MINT HILL, NC – When you’re selling a car, the hardest thing has always been determining its value. Sure, you can grab a general idea here and there, but what is your car worth specifically? That’s where things like the Kelley Blue Book come in handy.
Here’s what a KBB value does tell you: worth based on year, make, model, sub-model, paint color, interior luxuries, and most importantly, location of the seller. It oftentimes gets incredibly detailed, like down to if your car came with fabric or rubber floormats, or if you have the standard or premium sound system that the manufacturer offered.
What the KBB doesn’t factor in are aftermarket modifications. This is generally considered to be proper practice as getting your money back from a car mod rarely happens, if ever, and often devalues a car if undoing said mod requires time, money or replacement “stock” parts. As a rule of thumb, mod money should usually be considered “dead” money.

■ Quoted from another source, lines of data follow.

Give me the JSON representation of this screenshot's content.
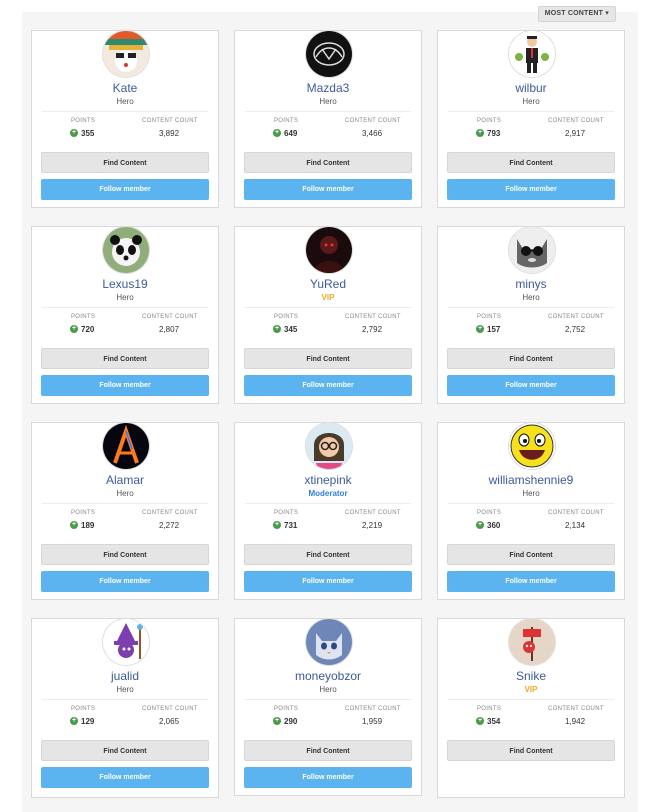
{
  "sort": {
    "label": "MOST CONTENT",
    "caret": "▾"
  },
  "labels": {
    "points": "POINTS",
    "content_count": "CONTENT COUNT",
    "find_content": "Find Content",
    "follow_member": "Follow member"
  },
  "members": [
    {
      "name": "Kate",
      "role": "Hero",
      "points": "355",
      "content_count": "3,892",
      "avatar": "knitted-hat-avatar-icon"
    },
    {
      "name": "Mazda3",
      "role": "Hero",
      "points": "649",
      "content_count": "3,466",
      "avatar": "mazda-logo-avatar-icon"
    },
    {
      "name": "wilbur",
      "role": "Hero",
      "points": "793",
      "content_count": "2,917",
      "avatar": "businessman-avatar-icon"
    },
    {
      "name": "Lexus19",
      "role": "Hero",
      "points": "720",
      "content_count": "2,807",
      "avatar": "panda-avatar-icon"
    },
    {
      "name": "YuRed",
      "role": "VIP",
      "points": "345",
      "content_count": "2,792",
      "avatar": "dark-figure-avatar-icon"
    },
    {
      "name": "minys",
      "role": "Hero",
      "points": "157",
      "content_count": "2,752",
      "avatar": "cat-sunglasses-avatar-icon"
    },
    {
      "name": "Alamar",
      "role": "Hero",
      "points": "189",
      "content_count": "2,272",
      "avatar": "fire-letter-a-avatar-icon"
    },
    {
      "name": "xtinepink",
      "role": "Moderator",
      "points": "731",
      "content_count": "2,219",
      "avatar": "cartoon-girl-avatar-icon"
    },
    {
      "name": "williamshennie9",
      "role": "Hero",
      "points": "360",
      "content_count": "2,134",
      "avatar": "smiley-face-avatar-icon"
    },
    {
      "name": "jualid",
      "role": "Hero",
      "points": "129",
      "content_count": "2,065",
      "avatar": "wizard-avatar-icon"
    },
    {
      "name": "moneyobzor",
      "role": "Hero",
      "points": "290",
      "content_count": "1,959",
      "avatar": "kitten-avatar-icon"
    },
    {
      "name": "Snike",
      "role": "VIP",
      "points": "354",
      "content_count": "1,942",
      "avatar": "cartoon-sign-avatar-icon"
    }
  ],
  "colors": {
    "link": "#3d5a99",
    "follow": "#5bb4f0",
    "vip": "#f5a623",
    "moderator": "#2f7fe0",
    "points_icon": "#4a9a4a"
  }
}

So how accurate is KBB value? That depends a lot on the user. When we’re entering data about our own car, we tend to think of it as nicer than it really is. Just browse any KBB listings for a while, and you’ll probably find most cars listed as “like new” or “good” when the pictures tell a different story. Plus, KBB asks a lot of questions, and it’s easy to make a mistake when valuing your own car. No valuing tool has solved the problem of the human element, at least not yet.